More and more new New York City private schools are opening. New for-profit private schools are popping up all over Manhattan and Brooklyn, broadening seat supply in affluent areas with high demand.
My clients have been most excited by Avenues, a runaway success, and by Brooklyn's BASIS Independent, a STEM-focused school that opened in 2015.
In 2017, BASIS plans to expand into Manhattan with BASIS Independent Manhattan. Located on the Upper West Side, the school will serve kindergarten through 8th graders.
AltSchool, a Brooklyn Heights-based K-6th grade school for students who want a technology-focused, team-centered, individualized educational program, will open an East Village location in 2016. The school's approach has been widely covered in the media, including this New Yorker article.
Portfolio School, opening this fall, is "about creative problem solving, a skill that will be ever more important for our future generations." The school will stress self-paced, project-based learning.

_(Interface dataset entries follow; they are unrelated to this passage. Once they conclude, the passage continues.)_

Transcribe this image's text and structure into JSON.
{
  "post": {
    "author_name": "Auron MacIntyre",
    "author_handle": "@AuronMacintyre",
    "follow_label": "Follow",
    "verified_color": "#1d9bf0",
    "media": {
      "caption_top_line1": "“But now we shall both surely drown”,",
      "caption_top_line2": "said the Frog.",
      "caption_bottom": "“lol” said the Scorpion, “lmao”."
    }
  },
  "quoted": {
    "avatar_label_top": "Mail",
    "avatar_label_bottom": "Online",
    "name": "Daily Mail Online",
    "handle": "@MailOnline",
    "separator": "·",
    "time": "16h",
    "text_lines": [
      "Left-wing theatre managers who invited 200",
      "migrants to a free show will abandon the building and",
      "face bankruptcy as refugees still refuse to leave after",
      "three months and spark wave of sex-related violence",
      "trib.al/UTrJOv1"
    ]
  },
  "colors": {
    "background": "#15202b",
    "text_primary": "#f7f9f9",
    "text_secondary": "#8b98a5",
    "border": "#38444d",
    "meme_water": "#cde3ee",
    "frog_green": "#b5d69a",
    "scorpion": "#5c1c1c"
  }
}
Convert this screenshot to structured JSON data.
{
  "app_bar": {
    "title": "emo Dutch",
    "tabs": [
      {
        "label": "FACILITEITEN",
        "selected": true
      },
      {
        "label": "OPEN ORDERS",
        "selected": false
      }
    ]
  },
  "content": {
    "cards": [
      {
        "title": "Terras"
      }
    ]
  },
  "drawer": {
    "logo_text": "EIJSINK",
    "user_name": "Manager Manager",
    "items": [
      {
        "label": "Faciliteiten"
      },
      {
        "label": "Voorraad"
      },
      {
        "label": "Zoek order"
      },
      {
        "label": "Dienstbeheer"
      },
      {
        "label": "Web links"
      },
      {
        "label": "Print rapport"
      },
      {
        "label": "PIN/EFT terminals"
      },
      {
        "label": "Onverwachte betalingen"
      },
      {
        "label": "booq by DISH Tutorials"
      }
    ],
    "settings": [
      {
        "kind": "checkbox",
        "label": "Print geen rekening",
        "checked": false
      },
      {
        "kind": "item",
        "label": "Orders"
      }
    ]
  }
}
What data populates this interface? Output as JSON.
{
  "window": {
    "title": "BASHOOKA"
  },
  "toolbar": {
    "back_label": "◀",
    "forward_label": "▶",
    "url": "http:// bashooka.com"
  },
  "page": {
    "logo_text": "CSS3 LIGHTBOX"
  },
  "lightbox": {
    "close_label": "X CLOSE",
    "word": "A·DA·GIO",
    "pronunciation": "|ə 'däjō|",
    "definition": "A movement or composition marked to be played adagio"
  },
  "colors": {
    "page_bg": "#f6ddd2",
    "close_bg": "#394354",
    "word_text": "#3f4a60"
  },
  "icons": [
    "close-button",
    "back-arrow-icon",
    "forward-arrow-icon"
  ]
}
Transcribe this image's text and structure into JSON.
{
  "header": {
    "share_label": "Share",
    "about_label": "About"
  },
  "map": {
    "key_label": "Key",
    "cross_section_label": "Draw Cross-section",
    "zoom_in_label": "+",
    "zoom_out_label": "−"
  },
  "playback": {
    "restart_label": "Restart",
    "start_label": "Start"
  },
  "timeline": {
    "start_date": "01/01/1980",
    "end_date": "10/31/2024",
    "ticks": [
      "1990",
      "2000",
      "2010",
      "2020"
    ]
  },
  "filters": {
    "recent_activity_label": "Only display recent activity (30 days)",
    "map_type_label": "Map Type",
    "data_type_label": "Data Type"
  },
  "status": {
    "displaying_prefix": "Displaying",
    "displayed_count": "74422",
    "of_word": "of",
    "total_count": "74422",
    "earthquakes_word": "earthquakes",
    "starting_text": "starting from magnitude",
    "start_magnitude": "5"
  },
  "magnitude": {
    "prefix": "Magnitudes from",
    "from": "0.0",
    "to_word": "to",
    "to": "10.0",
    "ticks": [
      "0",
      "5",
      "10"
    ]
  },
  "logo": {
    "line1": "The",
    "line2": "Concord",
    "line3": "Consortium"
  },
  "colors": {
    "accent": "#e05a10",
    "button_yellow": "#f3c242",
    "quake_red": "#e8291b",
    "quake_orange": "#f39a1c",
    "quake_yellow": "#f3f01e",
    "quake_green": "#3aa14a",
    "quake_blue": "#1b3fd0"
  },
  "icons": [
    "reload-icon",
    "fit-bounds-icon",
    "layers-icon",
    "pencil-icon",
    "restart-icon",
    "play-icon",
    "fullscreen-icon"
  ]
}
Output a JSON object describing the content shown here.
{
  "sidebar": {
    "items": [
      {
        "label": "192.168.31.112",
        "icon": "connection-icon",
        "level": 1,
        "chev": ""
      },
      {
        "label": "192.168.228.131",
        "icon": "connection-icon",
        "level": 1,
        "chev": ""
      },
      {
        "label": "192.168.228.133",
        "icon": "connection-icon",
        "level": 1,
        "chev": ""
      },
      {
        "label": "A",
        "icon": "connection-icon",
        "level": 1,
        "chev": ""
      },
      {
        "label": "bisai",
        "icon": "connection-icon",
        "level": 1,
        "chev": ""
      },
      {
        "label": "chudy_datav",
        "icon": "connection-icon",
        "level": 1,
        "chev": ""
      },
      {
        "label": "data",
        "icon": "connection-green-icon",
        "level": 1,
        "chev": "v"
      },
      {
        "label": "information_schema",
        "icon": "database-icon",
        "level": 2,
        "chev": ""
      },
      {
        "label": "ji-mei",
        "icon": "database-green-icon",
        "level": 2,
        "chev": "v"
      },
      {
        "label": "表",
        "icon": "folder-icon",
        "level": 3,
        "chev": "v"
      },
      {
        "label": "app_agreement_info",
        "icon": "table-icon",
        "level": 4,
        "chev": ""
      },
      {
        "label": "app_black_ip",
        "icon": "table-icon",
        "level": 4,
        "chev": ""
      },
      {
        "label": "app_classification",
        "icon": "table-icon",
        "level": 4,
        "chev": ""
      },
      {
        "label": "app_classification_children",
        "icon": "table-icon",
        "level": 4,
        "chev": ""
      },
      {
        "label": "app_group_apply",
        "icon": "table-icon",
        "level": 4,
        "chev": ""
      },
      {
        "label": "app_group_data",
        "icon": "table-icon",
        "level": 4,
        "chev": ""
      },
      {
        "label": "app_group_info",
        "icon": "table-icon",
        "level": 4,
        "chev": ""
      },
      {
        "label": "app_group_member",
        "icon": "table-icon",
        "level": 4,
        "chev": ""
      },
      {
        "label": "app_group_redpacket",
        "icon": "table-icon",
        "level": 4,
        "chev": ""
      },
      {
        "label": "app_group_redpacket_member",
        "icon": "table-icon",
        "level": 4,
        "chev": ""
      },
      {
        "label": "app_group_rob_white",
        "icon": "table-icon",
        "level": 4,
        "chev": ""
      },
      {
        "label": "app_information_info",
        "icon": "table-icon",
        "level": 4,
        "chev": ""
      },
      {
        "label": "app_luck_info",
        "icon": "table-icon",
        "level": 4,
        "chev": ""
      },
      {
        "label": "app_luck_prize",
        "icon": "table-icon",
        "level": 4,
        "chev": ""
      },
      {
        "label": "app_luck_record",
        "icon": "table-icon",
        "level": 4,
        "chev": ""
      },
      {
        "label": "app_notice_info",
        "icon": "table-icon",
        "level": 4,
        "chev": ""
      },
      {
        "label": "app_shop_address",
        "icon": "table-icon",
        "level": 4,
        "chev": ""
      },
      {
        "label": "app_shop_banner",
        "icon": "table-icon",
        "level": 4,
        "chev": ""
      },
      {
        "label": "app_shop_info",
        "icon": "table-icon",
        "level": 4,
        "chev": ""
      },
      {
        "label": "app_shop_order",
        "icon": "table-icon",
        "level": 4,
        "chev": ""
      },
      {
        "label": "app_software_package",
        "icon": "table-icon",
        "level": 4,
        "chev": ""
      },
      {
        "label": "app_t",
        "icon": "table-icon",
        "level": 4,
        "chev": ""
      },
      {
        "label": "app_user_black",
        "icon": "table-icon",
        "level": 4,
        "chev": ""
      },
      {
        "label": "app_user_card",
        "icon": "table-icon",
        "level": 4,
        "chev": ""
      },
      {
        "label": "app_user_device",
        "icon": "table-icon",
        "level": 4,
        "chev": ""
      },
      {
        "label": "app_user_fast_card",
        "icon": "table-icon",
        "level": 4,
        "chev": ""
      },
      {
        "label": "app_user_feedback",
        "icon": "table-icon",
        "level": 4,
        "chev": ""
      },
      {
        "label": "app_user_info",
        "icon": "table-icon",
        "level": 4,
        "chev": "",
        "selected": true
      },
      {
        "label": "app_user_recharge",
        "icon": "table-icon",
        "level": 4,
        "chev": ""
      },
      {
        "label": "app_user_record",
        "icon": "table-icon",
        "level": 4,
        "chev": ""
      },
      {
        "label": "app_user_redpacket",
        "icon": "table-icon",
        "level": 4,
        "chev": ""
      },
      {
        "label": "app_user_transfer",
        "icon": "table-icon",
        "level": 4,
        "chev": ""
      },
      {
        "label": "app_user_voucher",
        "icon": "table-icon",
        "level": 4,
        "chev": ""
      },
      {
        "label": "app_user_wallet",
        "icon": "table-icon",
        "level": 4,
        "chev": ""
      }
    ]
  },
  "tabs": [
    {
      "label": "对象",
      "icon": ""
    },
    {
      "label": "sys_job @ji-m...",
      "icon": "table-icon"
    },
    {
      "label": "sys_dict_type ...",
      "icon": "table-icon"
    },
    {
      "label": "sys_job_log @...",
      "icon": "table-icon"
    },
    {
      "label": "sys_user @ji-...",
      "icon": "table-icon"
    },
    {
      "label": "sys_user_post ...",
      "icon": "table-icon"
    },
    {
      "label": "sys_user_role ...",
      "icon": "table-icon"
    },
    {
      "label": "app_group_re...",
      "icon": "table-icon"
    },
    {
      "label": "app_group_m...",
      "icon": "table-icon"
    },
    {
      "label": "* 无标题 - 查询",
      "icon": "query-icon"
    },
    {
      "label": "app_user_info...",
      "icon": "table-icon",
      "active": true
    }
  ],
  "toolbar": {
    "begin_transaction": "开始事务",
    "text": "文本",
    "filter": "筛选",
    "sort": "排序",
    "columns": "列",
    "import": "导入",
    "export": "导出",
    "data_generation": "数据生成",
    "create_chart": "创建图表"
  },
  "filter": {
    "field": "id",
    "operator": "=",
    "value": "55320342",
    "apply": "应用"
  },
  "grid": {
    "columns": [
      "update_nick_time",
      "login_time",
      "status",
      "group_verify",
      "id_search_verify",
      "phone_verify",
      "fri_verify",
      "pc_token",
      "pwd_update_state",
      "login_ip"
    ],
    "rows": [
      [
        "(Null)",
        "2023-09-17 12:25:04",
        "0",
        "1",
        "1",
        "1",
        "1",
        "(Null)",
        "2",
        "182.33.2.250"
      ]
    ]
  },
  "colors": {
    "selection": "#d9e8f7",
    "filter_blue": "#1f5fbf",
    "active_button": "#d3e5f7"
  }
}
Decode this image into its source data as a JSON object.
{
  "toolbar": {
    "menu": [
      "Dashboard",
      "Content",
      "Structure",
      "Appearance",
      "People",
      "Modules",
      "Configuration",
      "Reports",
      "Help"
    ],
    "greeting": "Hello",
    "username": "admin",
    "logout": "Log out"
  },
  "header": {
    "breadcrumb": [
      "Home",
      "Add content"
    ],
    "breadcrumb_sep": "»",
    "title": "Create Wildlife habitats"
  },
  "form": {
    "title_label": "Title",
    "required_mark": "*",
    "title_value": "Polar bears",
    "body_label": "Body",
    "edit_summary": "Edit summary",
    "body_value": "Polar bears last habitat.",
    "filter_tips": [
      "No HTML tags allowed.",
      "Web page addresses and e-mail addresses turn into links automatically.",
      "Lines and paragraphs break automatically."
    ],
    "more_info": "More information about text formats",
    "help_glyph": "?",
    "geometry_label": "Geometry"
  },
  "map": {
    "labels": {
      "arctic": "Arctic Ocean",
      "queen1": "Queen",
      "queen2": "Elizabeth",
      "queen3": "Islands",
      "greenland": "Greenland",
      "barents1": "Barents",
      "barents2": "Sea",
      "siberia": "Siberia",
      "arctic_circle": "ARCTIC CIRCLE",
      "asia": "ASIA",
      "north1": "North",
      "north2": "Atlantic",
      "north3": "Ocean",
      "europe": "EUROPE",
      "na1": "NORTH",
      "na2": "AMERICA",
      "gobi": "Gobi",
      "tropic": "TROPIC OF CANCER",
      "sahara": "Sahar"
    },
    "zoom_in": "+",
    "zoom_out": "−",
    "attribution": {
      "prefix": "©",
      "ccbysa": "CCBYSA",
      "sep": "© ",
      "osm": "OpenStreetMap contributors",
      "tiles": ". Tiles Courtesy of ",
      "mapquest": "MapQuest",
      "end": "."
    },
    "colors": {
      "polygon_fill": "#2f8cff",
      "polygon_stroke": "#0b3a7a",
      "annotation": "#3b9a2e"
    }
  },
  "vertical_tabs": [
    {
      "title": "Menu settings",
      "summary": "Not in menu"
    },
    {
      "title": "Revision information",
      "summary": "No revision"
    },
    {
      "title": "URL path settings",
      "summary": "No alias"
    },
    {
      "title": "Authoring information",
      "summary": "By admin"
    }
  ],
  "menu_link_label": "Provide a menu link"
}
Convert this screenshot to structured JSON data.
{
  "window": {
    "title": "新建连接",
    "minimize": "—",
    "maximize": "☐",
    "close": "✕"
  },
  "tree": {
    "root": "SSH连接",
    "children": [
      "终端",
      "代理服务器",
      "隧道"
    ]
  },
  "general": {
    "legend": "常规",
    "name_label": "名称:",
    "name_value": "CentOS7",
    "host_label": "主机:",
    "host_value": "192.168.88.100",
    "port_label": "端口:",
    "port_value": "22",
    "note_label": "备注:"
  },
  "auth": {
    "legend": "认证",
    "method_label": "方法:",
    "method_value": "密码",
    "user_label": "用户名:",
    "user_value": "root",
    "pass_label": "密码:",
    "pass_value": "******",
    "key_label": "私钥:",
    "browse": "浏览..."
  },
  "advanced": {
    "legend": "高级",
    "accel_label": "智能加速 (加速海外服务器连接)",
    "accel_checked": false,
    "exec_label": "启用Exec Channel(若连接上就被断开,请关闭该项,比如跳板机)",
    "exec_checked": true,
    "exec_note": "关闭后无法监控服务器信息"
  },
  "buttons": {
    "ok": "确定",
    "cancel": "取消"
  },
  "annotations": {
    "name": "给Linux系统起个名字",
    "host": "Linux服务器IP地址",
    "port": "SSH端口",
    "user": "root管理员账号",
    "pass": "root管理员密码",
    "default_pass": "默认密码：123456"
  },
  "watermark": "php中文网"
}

Portfolio School plans to eventually enroll K-12, but will start by accepting middle schoolers.
The international space continues to attract new for-profit players who see a niche enrolling affluent children from New York's large international population. New schools include The New York International School, which opened in 2015, which provides dual language immersion in either Spanish or Mandarin and The German School Brooklyn, for bilingual German students in K-3rd grade.
Wetherby-Pembridge will open in 2017 for families who want their children to follow the English National Curriculum. The school writes: "The boys' form will be called Wetherby and the girls' form will be called Pembridge Hall."
Another new entrant, the Nord Anglia International School, also provides the English National Curriculum, along with an exclusive Juilliard-branded performing arts curriculum.
STEM, portfolios, Mandarin, German, technology, English curriculum --Brooklyn and Manhattan now offer so many choices.
New York is a tough market. Most families prefer established schools. With so many new schools opening, only the ones that know best how to appeal to picky New Yorkers will survive.
NYC private school notification and reply dates are set by ISAAGNY, the Independent Schools Admissions Association of Greater New York, a group of private school administrators. I have always been troubled by the kindergarten notification and reply date.
A multitude of NYC families apply to kindergarten, a process that begins as early as mid-August and stretches into early February. Families attend parent interviews, child interviews, open houses, and tours and often additional events such as diversity nights, chapel services, and theater performances. For six months, families must be on call and ready to show great enthusiasm for whatever event NYC private schools decide to organize. Often, parents' work and family schedules are severely compromised as moms and dads work hard to do their best by their children in hopes of succeeding in the admissions game.
And then, on the first Friday in February, notification arrives. Decisions. Acceptances, rejections and wait lists.
My concern? Families get ONLY ONE WEEK to decide.
And note, this is ONLY kindergarten families. Accepted high school applicants have a month to make a decision, and middle school applicants, three weeks. Why should kindergarten families, after this extensive and arduous admissions process, be pressured into making such a quick decision about where their children will likely spend the next thirteen years?